Park plans start to shape up for Lakewood Bay
A city-funded contract, approved last week, will design a future park on Lakewood Bay in place of what is now the U.S. Bank building on State Street, already owned by Lake Oswego.
City officials cautiously approved a $175,502 contract to design Oswego Lakefront Park April 3, with some expressing concern the project would send the wrong message to a populace already concerned about spending.
Acting in their capacity as directors of the Lake Oswego Redevelopment Agency, the city council awarded the no-bid contract to MacLeod Reckord Landscape Architects, the same firm that designed Millennium Plaza Park.
The contract was not bid out because the city aims to connect the two parks and duplicating MacLeod Reckord's designs with another contractor would run afoul of copyright issues.
Though developing Lakefront Park has been on the city's task list since 2003 - a master plan for the park was created then - some city leaders expressed trepidation about approving designs now.
Ultimately, the majority of the group voted in favor of going ahead, since U.S. Bank's lease on the city-owned building expires in December 2009 and construction on the park was targeted to begin then.

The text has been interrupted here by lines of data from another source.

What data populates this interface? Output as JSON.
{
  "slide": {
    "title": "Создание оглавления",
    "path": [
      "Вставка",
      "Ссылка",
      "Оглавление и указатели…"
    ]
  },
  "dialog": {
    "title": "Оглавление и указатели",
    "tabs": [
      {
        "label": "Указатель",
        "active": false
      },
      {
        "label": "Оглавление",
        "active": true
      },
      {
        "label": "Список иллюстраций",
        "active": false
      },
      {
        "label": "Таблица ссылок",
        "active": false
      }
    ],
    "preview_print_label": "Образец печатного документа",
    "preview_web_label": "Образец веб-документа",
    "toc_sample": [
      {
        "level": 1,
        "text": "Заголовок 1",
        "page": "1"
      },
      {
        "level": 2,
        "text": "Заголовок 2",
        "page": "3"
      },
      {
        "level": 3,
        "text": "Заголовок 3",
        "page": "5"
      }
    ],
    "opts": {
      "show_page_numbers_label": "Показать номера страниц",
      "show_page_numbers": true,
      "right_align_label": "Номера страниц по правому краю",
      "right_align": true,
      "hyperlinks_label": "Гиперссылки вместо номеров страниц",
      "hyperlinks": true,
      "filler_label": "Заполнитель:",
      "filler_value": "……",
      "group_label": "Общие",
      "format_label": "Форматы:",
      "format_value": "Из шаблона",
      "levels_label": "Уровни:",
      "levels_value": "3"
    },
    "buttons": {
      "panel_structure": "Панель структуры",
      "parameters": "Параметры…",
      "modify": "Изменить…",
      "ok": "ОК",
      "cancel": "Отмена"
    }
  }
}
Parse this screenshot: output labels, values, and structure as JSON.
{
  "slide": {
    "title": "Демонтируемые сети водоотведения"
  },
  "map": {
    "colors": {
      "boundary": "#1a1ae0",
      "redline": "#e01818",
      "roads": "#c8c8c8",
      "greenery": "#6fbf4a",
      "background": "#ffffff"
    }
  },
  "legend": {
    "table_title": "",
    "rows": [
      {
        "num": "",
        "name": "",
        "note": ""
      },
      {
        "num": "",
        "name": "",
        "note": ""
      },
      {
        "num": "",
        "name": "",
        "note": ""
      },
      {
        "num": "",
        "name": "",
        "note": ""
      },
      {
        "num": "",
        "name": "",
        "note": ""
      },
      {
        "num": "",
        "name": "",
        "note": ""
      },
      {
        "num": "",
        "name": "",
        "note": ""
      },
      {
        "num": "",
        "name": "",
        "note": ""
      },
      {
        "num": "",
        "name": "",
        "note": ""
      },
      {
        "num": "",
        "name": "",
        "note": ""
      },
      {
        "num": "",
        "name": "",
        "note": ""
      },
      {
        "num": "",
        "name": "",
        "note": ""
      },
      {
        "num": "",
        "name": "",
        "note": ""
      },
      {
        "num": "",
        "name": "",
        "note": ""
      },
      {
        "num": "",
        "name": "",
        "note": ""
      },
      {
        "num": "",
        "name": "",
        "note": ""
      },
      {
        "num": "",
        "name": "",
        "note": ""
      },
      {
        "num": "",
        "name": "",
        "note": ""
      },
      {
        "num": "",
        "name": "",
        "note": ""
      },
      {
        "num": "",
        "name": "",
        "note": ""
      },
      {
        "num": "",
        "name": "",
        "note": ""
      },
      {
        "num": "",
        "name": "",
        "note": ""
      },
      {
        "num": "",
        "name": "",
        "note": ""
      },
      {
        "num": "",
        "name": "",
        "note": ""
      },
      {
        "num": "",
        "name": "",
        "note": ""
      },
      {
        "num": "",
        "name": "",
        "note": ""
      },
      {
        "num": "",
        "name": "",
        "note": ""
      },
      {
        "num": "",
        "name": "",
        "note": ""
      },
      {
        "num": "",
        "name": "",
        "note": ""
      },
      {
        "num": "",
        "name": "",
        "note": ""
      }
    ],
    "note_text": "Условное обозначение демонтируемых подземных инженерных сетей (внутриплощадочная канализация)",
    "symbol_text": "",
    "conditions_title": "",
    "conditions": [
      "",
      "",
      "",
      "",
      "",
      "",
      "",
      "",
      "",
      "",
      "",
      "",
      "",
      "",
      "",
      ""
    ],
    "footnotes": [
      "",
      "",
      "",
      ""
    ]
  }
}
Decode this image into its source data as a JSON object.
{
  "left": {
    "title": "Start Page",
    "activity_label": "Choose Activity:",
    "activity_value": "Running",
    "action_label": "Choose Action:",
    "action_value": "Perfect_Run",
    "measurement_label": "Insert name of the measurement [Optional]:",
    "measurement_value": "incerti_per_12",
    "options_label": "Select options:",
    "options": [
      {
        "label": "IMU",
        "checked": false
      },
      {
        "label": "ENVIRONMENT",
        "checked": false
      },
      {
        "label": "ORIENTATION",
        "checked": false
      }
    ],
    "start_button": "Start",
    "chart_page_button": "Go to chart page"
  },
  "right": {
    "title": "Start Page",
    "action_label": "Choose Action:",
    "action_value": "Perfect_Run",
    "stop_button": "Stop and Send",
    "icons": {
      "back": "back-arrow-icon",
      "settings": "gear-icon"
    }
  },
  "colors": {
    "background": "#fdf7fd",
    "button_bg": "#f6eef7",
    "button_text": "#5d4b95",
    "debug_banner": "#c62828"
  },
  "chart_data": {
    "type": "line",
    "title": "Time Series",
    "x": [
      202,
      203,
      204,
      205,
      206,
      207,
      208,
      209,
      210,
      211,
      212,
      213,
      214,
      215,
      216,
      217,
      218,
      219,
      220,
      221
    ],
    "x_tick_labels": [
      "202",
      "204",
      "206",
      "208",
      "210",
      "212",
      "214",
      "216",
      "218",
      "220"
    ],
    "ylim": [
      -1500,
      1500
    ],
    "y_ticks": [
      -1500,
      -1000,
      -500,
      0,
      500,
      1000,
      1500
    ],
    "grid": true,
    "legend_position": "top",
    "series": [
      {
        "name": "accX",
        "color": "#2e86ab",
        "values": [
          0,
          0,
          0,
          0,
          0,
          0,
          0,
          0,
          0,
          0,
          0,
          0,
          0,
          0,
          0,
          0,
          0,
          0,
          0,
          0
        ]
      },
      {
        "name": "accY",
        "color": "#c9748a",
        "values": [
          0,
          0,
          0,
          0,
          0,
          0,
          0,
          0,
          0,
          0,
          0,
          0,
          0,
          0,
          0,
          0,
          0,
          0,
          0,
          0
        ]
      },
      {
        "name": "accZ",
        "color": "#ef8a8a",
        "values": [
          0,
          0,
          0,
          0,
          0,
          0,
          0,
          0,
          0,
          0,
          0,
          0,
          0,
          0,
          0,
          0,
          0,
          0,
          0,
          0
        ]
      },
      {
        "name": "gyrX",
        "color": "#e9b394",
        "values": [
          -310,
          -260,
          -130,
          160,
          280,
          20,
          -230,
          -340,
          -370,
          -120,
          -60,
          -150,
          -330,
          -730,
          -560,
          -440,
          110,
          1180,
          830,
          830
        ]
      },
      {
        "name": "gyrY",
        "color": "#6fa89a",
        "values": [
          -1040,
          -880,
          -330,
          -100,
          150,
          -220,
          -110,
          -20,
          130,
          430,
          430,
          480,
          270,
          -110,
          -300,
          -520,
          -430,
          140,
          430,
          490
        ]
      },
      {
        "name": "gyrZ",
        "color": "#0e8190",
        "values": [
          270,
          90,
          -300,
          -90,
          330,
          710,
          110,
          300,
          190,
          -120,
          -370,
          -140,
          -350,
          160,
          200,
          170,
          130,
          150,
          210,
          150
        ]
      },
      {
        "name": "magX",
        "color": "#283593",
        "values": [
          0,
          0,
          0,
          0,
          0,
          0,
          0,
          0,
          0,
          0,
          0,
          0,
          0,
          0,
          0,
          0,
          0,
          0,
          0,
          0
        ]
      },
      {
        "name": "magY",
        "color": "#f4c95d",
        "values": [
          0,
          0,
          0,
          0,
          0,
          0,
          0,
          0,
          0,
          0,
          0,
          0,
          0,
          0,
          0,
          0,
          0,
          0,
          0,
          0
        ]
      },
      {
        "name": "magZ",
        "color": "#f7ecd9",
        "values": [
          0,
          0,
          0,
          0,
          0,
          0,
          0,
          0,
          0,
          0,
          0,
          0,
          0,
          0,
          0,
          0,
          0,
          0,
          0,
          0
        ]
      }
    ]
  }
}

Councilor Ellie McPeak voted no on the contract and pressed the group to wait six months.
'It just feels like a tipping point to me,' she said. 'It's just another project that a lot of people will seize on as unnecessary right now and other people will seize on the threat to the hotel.'
The Lakeshore Inn at 210 North State Street is included in design plans, though the city does not own the building but aspires to.
McPeak said she doesn't disagree with the plan for the park but thinks the timing is bad.
'It's really a judgement about how this will be viewed by the Lake Oswego citizens,' she said.
Recognizing local concern about the fiscal impact to repair sewer and water utilities, McPeak said she wanted to demonstrate fiscal restraint.
'Our decisions about how we move through this period in a responsible way are not as fun but probably more important than anything we've done up until now,' she said.
Other elected officials disagreed.
Mayor Judie Hammerstad said concern about local costs shouldn't discourage projects that simply pull from available funds.
The design contract will be funded by the Lake Oswego Redevelopment Agency, which draws from property tax in its downtown urban renewal area and has its own annual budget.
Hammerstad encouraged local leaders not to let the big decisions that loom lead to inaction on little ones.
She pointed out that the bank building has nearly paid for itself in rent and that redeveloping it should stay on track like any other public program that's already in the works.
She later said she hears public concern about costs but believes officials' real work will be in fiscal planning for the big-ticket items.
'I'm worried,' she said, 'but what I'm most worried about is that the power of negativity or worst-case scenarios is going to influence the council about making good decisions for other projects.'
She said it's necessary to go forward with planned projects, particularly those with lower costs.
'We're simply following along on the same plan that we've had all along, and that's specific regarding downtown,' she said.